Using this type of data as an “instrument” and scoring with sounds recorded on and inside of the glacier creates not just different data, but a new type of experience - the data becomes music. The information already tells a story as it is, it simply needs to be framed into an experiential, compelling, poetic, modern and aesthetically relevant story to reach a generation that has already grown apathetic to “the numbers.”

The film itself follows Los Angeles musician, Clinton Van Arnam, through a journey of discovery - both personally and poetically. He finds himself in a community abandoned due to the rising coastal waters and is haunted by the sounds and visual impact of climate change. Summoned to the retreating glacial plains, he feels, captures, and interprets the voices of the ice as he builds their whispers, cries, screams and monologues into a hauntingly beautiful score becoming both a Requiem and rallying cry for - and from - the ice.
Visually, Clinton is portrayed as a hero-protagonist and a representation of the climate change refugee - a new type of warrior seeking strength from the landscape and finding the power of acting within. As he traverses the ice, he is followed by his drone counterpart similarly recording his movements. The protagonist becomes subject from the point of view of this instrument of the future. The realization is clear. He is just as much part of the ice as the sounds he is recording.

We are intimately connected to the world around us and every action for and against it is equal to the same for or against us. In a world that demands action now, perhaps the most important one is also the simplest.
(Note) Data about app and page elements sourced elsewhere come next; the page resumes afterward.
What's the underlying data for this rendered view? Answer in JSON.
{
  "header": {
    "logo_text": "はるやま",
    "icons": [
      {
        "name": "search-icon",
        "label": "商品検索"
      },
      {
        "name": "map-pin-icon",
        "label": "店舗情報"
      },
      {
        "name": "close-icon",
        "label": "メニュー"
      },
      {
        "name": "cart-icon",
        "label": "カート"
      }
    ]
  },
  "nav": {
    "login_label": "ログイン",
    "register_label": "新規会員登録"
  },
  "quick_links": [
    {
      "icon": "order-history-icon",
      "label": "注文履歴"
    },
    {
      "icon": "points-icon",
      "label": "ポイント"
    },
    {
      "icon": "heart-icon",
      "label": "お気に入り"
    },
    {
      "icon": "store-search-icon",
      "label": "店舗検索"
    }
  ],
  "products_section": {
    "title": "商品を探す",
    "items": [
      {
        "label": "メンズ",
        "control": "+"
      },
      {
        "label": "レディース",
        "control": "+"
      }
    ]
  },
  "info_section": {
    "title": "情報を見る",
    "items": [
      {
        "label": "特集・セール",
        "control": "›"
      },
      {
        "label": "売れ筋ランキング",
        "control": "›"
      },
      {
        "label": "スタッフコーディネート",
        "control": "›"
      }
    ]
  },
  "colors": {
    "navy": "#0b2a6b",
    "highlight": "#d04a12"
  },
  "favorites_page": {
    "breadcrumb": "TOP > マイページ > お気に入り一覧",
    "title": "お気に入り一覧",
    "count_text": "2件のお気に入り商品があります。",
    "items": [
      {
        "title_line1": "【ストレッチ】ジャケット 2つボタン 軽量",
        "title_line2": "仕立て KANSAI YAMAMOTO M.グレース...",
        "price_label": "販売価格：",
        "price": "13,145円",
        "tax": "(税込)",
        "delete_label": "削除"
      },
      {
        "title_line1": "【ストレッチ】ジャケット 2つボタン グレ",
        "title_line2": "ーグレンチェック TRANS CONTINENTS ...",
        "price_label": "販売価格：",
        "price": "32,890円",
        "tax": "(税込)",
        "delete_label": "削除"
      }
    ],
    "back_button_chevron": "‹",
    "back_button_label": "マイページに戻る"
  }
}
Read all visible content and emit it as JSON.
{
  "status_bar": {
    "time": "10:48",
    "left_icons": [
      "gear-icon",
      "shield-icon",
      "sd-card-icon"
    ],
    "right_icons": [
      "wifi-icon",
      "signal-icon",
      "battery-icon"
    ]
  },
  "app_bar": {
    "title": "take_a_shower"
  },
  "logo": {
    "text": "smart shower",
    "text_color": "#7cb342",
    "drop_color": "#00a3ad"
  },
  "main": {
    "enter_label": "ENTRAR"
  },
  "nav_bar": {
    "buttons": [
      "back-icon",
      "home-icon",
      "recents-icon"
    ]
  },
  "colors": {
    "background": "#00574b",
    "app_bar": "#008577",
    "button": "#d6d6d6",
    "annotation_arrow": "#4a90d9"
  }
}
Contemplation is many times the most effective weapon.
Full documentary coming soon over at whitenoisefilm.com